(EDITOR’S NOTE: This is the first of two stories regarding Tuesday, Oct. 2’s meeting of the Mingo County Board of Education.)
WILLIAMSON — The Mingo County Board of Education met Tuesday evening and heard a presentation from Transportation Director of Mingo County Schools Joe Howard.
Howard began by saying that a total of 54 buses serve the county which altogether reach close to 900,000 miles traveled each year. Four new buses are purchased every year to swap out older ones, with two of them this year being special needs buses, with Howard saying that those buses were an important concern for him.
He also said that currently five new trainees were were being trained, with two of them being tested soon, possibly as early as this week. Howard said that the bus drivers for Mingo County “have to drive a lot of times when they shouldn’t,” like when they are sick, and praised them for their dedication, but said that it would be good to have back-ups.
Lastly, he noted that the county only purchases one brand of bus, International, so that mechanics can be familiar with the buses and said that it cut down the cost and difficultly in finding replacement parts.
When asked about the details of the new buses each year from the board members, Howard said that the number was mandated by the state and talked on the price involved when President William Duty asked.
“Nine years ago, a bus was around $60,000,” Howard said. “Now it’s closer to $100,000.”
Duty asked how wrecked buses were handled and where insurance money would go. Over the last six years, Howard said, seven buses had been lost to accidents.

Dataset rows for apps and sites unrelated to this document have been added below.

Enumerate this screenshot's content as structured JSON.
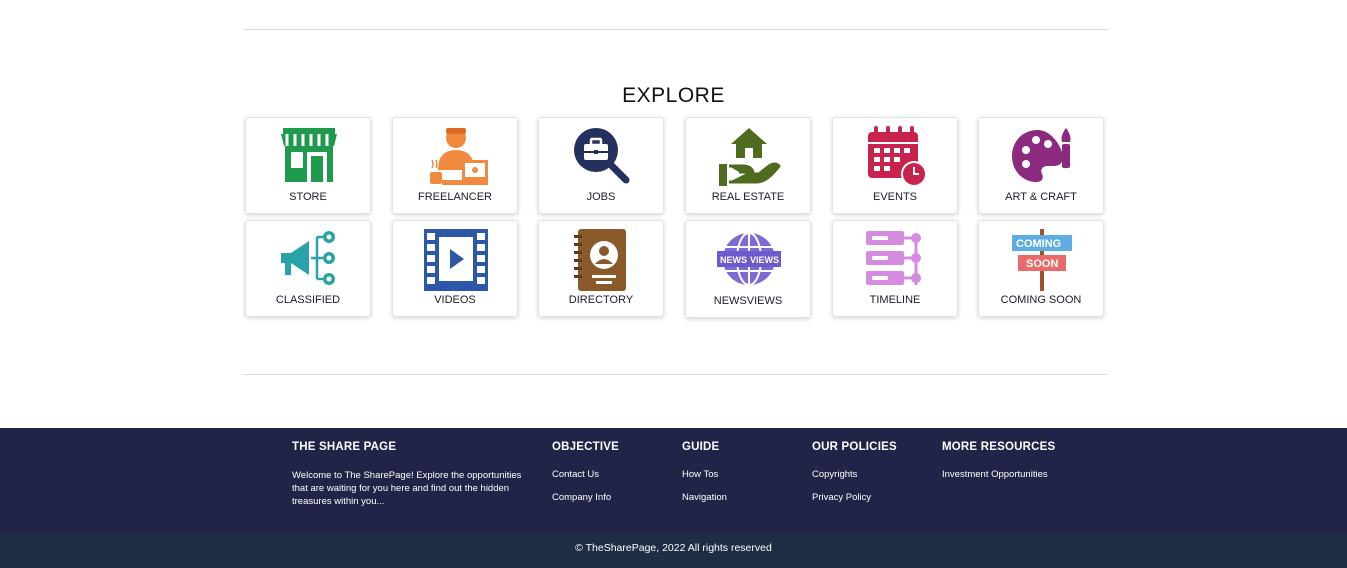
{
  "explore": {
    "title": "EXPLORE",
    "tiles": [
      {
        "label": "STORE",
        "icon": "store-icon",
        "color": "#1f9a4c"
      },
      {
        "label": "FREELANCER",
        "icon": "freelancer-icon",
        "color": "#f08a3e"
      },
      {
        "label": "JOBS",
        "icon": "jobs-icon",
        "color": "#24305e"
      },
      {
        "label": "REAL ESTATE",
        "icon": "real-estate-icon",
        "color": "#4e6b20"
      },
      {
        "label": "EVENTS",
        "icon": "events-icon",
        "color": "#c8234d"
      },
      {
        "label": "ART & CRAFT",
        "icon": "art-craft-icon",
        "color": "#8b2a7f"
      },
      {
        "label": "CLASSIFIED",
        "icon": "classified-icon",
        "color": "#2aa3a8"
      },
      {
        "label": "VIDEOS",
        "icon": "videos-icon",
        "color": "#2d57a8"
      },
      {
        "label": "DIRECTORY",
        "icon": "directory-icon",
        "color": "#8b5a2b"
      },
      {
        "label": "NEWSVIEWS",
        "icon": "newsviews-icon",
        "color": "#6a5acd"
      },
      {
        "label": "TIMELINE",
        "icon": "timeline-icon",
        "color": "#d58ce0"
      },
      {
        "label": "COMING SOON",
        "icon": "coming-soon-icon",
        "color": "#e86a6a"
      }
    ]
  },
  "footer": {
    "about": {
      "heading": "THE SHARE PAGE",
      "text": "Welcome to The SharePage! Explore the opportunities that are waiting for you here and find out the hidden treasures within you..."
    },
    "objective": {
      "heading": "OBJECTIVE",
      "links": [
        "Contact Us",
        "Company Info"
      ]
    },
    "guide": {
      "heading": "GUIDE",
      "links": [
        "How Tos",
        "Navigation"
      ]
    },
    "policies": {
      "heading": "OUR POLICIES",
      "links": [
        "Copyrights",
        "Privacy Policy"
      ]
    },
    "resources": {
      "heading": "MORE RESOURCES",
      "links": [
        "Investment Opportunities"
      ]
    },
    "copyright": "© TheSharePage, 2022 All rights reserved"
  },
  "colors": {
    "footer_bg": "#212447",
    "copyright_bg": "#1e2d45"
  }
}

“Usually when wrecked, the money is put into a bus fund,” Howard said.
He likened buses to cars, saying that they quickly lose their value after the first year. As an example, he said that a wrecked bus from 2006 could in no way pay for a new 2012 bus.
He said that the money in the fund builds up until it reaches the threshold when another bus could be purchased to replace a wrecked bus.
Duty also asked about the miles per gallon and whether or not gas prices had risen for the buses. Howard said that prices had been fair, saying that buses now get around six miles per gallon instead of how they used to only get four or five.
Howard was asked also about brake wear on buses and if there had been any issue with buses going up and down the mountain on which Mingo Central High School is located. Howard said there had not been any wear that he knew of and had prevented the problem before it could have begun by using newer buses for the school.
Board member Dave Farley said that he had heard a rumor that buses had been frequently arriving late at the school, between five and 10 minutes and wanted to know if there was any truth to it.
“I’ve not had any calls about that,” Howard said. “Sometimes, drivers may arrive late, but they always have valid excuses. I’ve not heard of anything like that.”
Mingo County Superintendent Randy Keathley praised the bus drivers and local law enforcement, saying that sometimes officers ride on buses to observe traffic and make sure the general public was obeying the mobile stop sign and flashing lights that school buses have. Howard agreed, saying that practice and cameras on the buses had been a boon to bus safety and efficiency.
At the end of the presentation, Duty thanked Howard for being present, speaking to them and for doing he and his drivers for doing their jobs.
“Thank you so much for taking the children and getting them safely to school.”